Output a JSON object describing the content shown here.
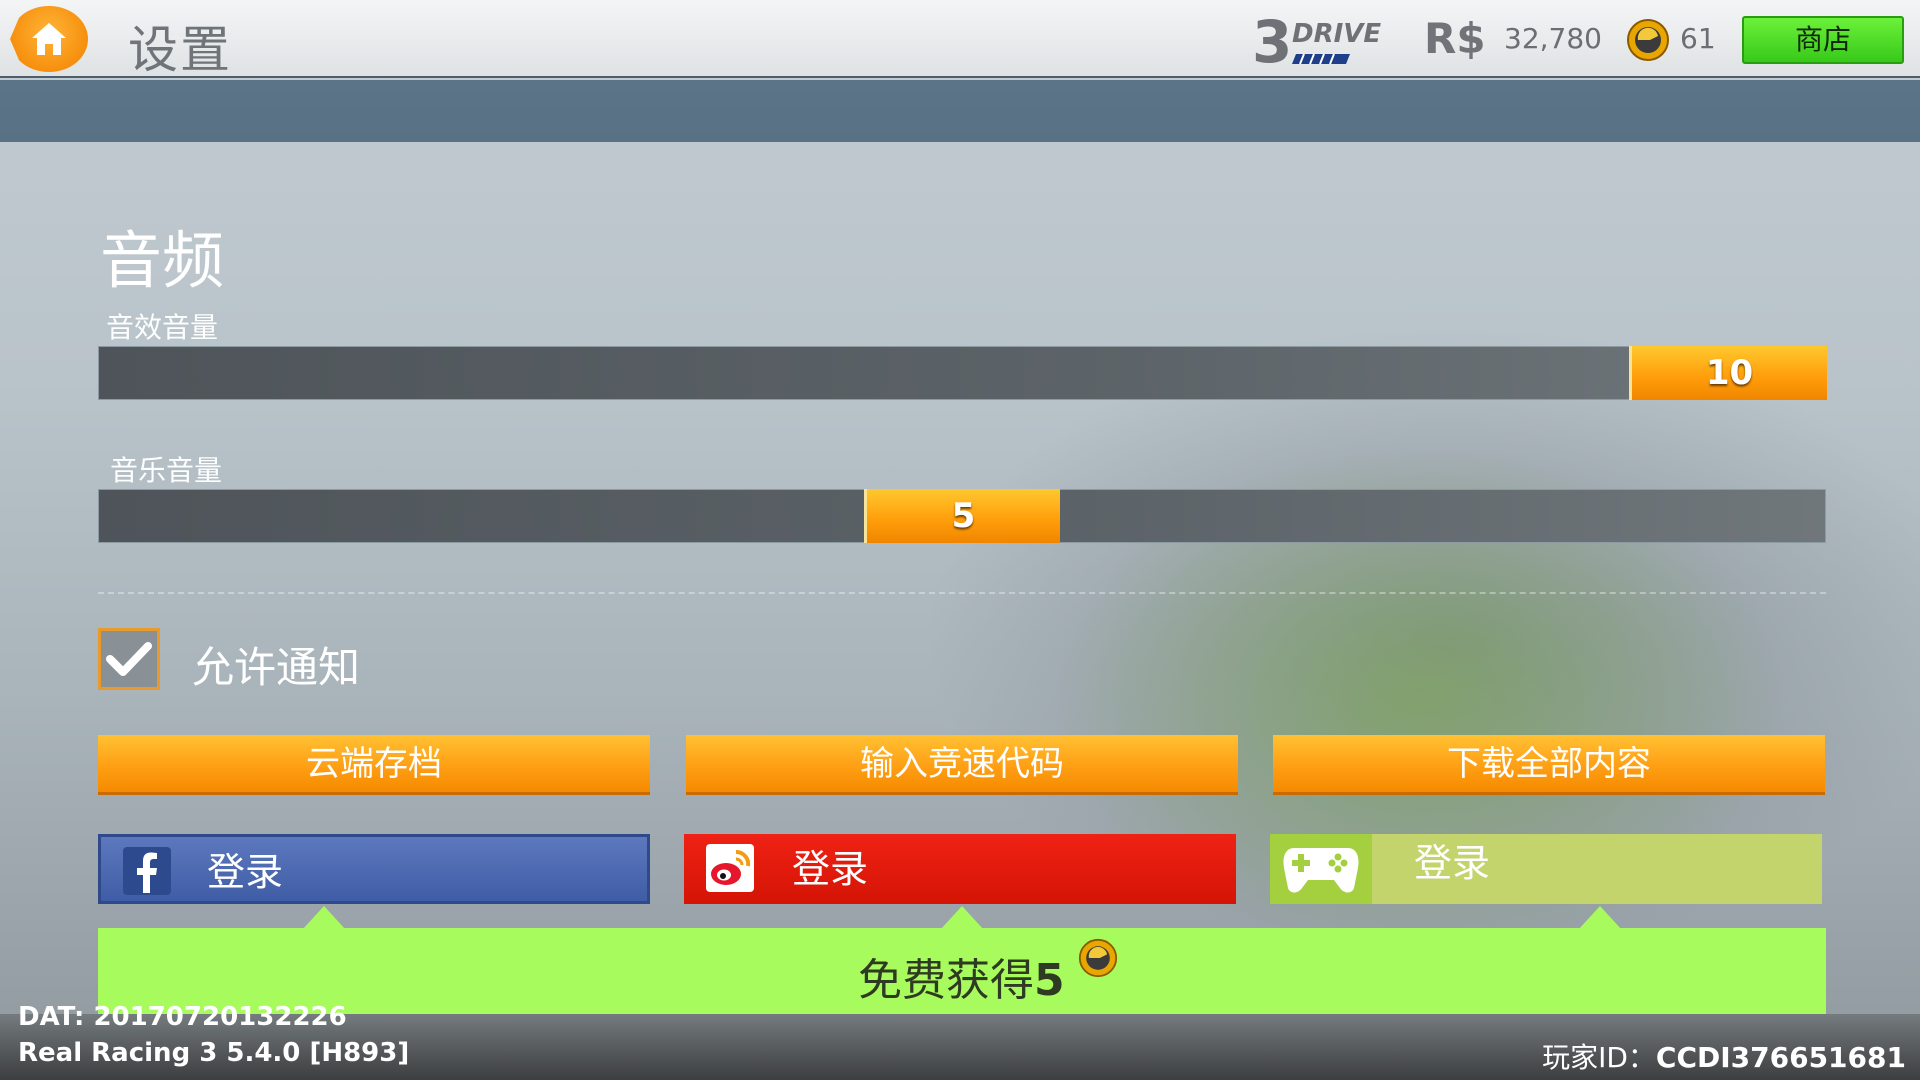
{
  "header": {
    "title": "设置",
    "logo_number": "3",
    "logo_word": "DRIVE",
    "currency_symbol": "R$",
    "currency_amount": "32,780",
    "gold_amount": "61",
    "shop_label": "商店"
  },
  "audio": {
    "section_title": "音频",
    "sfx_label": "音效音量",
    "sfx_value": "10",
    "music_label": "音乐音量",
    "music_value": "5"
  },
  "notifications": {
    "label": "允许通知",
    "checked": true
  },
  "actions": {
    "cloud_save": "云端存档",
    "enter_code": "输入竞速代码",
    "download_all": "下载全部内容"
  },
  "logins": {
    "facebook": "登录",
    "weibo": "登录",
    "game_center": "登录"
  },
  "promo": {
    "text": "免费获得",
    "amount": "5"
  },
  "footer": {
    "dat": "DAT: 20170720132226",
    "version": "Real Racing 3 5.4.0 [H893]",
    "player_label": "玩家ID：",
    "player_id": "CCDI376651681"
  },
  "colors": {
    "accent_orange": "#ff9f14",
    "shop_green": "#37c91a",
    "facebook_blue": "#3f5da6",
    "weibo_red": "#d41405",
    "promo_green": "#a8fb5c"
  },
  "icons": {
    "home": "home-icon",
    "gold": "gold-coin-icon",
    "facebook": "facebook-icon",
    "weibo": "weibo-icon",
    "gamepad": "gamepad-icon",
    "check": "checkmark-icon"
  }
}
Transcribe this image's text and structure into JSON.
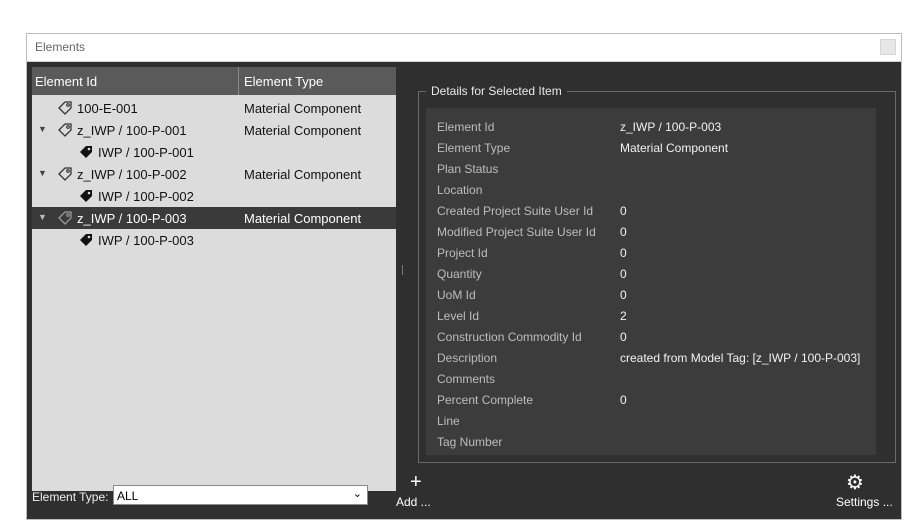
{
  "window": {
    "title": "Elements"
  },
  "table": {
    "headers": {
      "id": "Element Id",
      "type": "Element Type"
    },
    "rows": [
      {
        "id": "100-E-001",
        "type": "Material Component",
        "icon": "tag-outline-icon"
      },
      {
        "id": "z_IWP / 100-P-001",
        "type": "Material Component",
        "icon": "tag-outline-icon",
        "expanded": true
      },
      {
        "id": "IWP / 100-P-001",
        "type": "",
        "icon": "tag-filled-icon"
      },
      {
        "id": "z_IWP / 100-P-002",
        "type": "Material Component",
        "icon": "tag-outline-icon",
        "expanded": true
      },
      {
        "id": "IWP / 100-P-002",
        "type": "",
        "icon": "tag-filled-icon"
      },
      {
        "id": "z_IWP / 100-P-003",
        "type": "Material Component",
        "icon": "tag-outline-icon",
        "expanded": true,
        "selected": true
      },
      {
        "id": "IWP / 100-P-003",
        "type": "",
        "icon": "tag-filled-icon"
      }
    ]
  },
  "details": {
    "title": "Details for Selected Item",
    "fields": [
      {
        "label": "Element Id",
        "value": "z_IWP / 100-P-003"
      },
      {
        "label": "Element Type",
        "value": "Material Component"
      },
      {
        "label": "Plan Status",
        "value": ""
      },
      {
        "label": "Location",
        "value": ""
      },
      {
        "label": "Created Project Suite User Id",
        "value": "0"
      },
      {
        "label": "Modified Project Suite User Id",
        "value": "0"
      },
      {
        "label": "Project Id",
        "value": "0"
      },
      {
        "label": "Quantity",
        "value": "0"
      },
      {
        "label": "UoM Id",
        "value": "0"
      },
      {
        "label": "Level Id",
        "value": "2"
      },
      {
        "label": "Construction Commodity Id",
        "value": "0"
      },
      {
        "label": "Description",
        "value": "created from Model Tag: [z_IWP / 100-P-003]"
      },
      {
        "label": "Comments",
        "value": ""
      },
      {
        "label": "Percent Complete",
        "value": "0"
      },
      {
        "label": "Line",
        "value": ""
      },
      {
        "label": "Tag Number",
        "value": ""
      }
    ]
  },
  "footer": {
    "element_type_label": "Element Type:",
    "element_type_value": "ALL",
    "add_label": "Add ...",
    "settings_label": "Settings ..."
  },
  "colors": {
    "panel_bg": "#2f2f2f",
    "list_bg": "#dcdcdc",
    "selected_row": "#3a3a3a",
    "details_bg": "#3c3c3c"
  }
}
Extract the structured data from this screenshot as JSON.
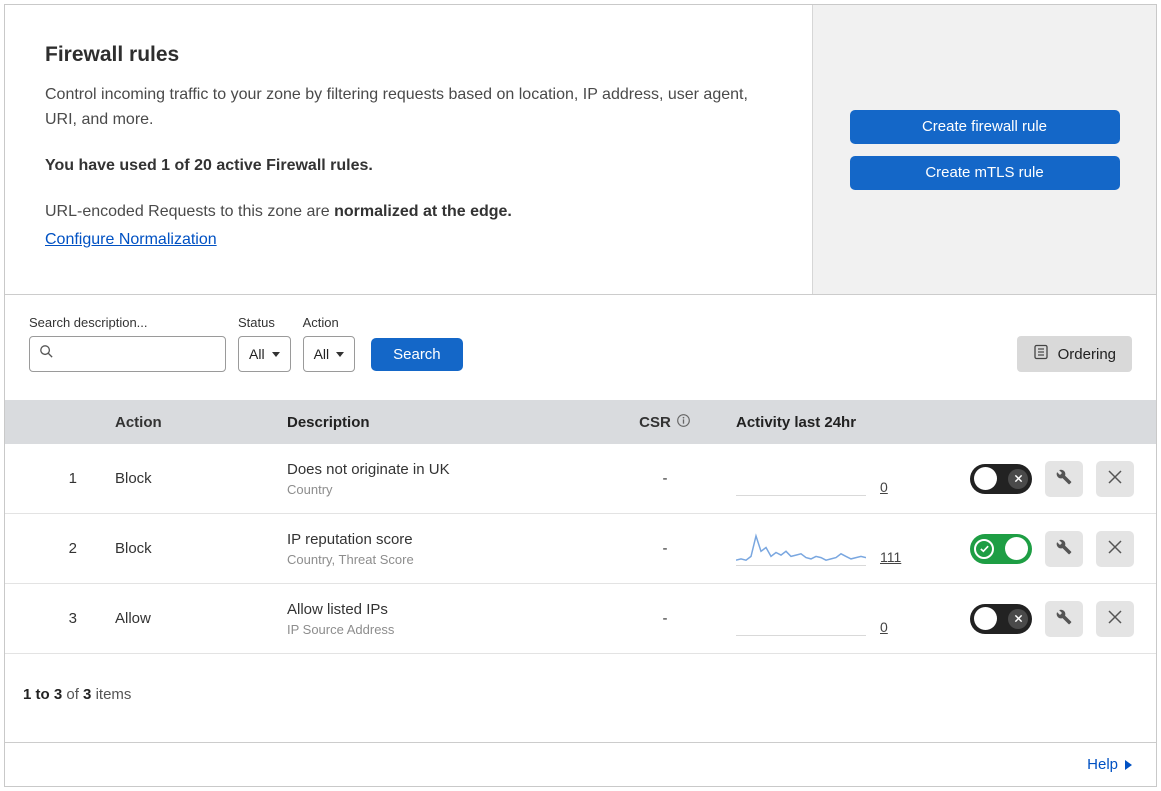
{
  "accent": {
    "primary_blue": "#1467c8",
    "link_blue": "#0051c3",
    "toggle_on_green": "#1e9e44",
    "toggle_off_dark": "#222222",
    "sparkline_blue": "#7aa7e0"
  },
  "icons": {
    "search": "search-icon",
    "chevron_down": "chevron-down-icon",
    "ordering": "ordering-list-icon",
    "info": "info-icon",
    "check": "check-icon",
    "close": "close-icon",
    "wrench": "wrench-icon",
    "help_arrow": "arrow-right-icon"
  },
  "header": {
    "title": "Firewall rules",
    "description": "Control incoming traffic to your zone by filtering requests based on location, IP address, user agent, URI, and more.",
    "usage_notice": "You have used 1 of 20 active Firewall rules.",
    "normalization_text": "URL-encoded Requests to this zone are",
    "normalization_bold": "normalized at the edge.",
    "normalization_link": "Configure Normalization",
    "buttons": {
      "create_firewall_rule": "Create firewall rule",
      "create_mtls_rule": "Create mTLS rule"
    }
  },
  "filters": {
    "search_label": "Search description...",
    "status_label": "Status",
    "status_value": "All",
    "action_label": "Action",
    "action_value": "All",
    "search_button": "Search",
    "ordering_button": "Ordering"
  },
  "table": {
    "headers": {
      "action": "Action",
      "description": "Description",
      "csr": "CSR",
      "activity": "Activity last 24hr"
    },
    "rows": [
      {
        "priority": "1",
        "action": "Block",
        "description": "Does not originate in UK",
        "fields": "Country",
        "csr": "-",
        "activity": "0",
        "enabled": false,
        "sparkline": []
      },
      {
        "priority": "2",
        "action": "Block",
        "description": "IP reputation score",
        "fields": "Country, Threat Score",
        "csr": "-",
        "activity": "111",
        "enabled": true,
        "sparkline": [
          3,
          4,
          3,
          6,
          22,
          10,
          13,
          6,
          9,
          7,
          10,
          6,
          7,
          8,
          5,
          4,
          6,
          5,
          3,
          4,
          5,
          8,
          6,
          4,
          5,
          6,
          5
        ]
      },
      {
        "priority": "3",
        "action": "Allow",
        "description": "Allow listed IPs",
        "fields": "IP Source Address",
        "csr": "-",
        "activity": "0",
        "enabled": false,
        "sparkline": []
      }
    ]
  },
  "footer": {
    "range": "1 to 3",
    "of_text": "of",
    "total": "3",
    "items_text": "items",
    "help_link": "Help"
  }
}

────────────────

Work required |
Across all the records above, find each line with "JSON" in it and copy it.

Response for this exercise |
Output a JSON object describing the content shown here.
Transcribe this image's text and structure into JSON.
Extract the structured data from this screenshot as JSON.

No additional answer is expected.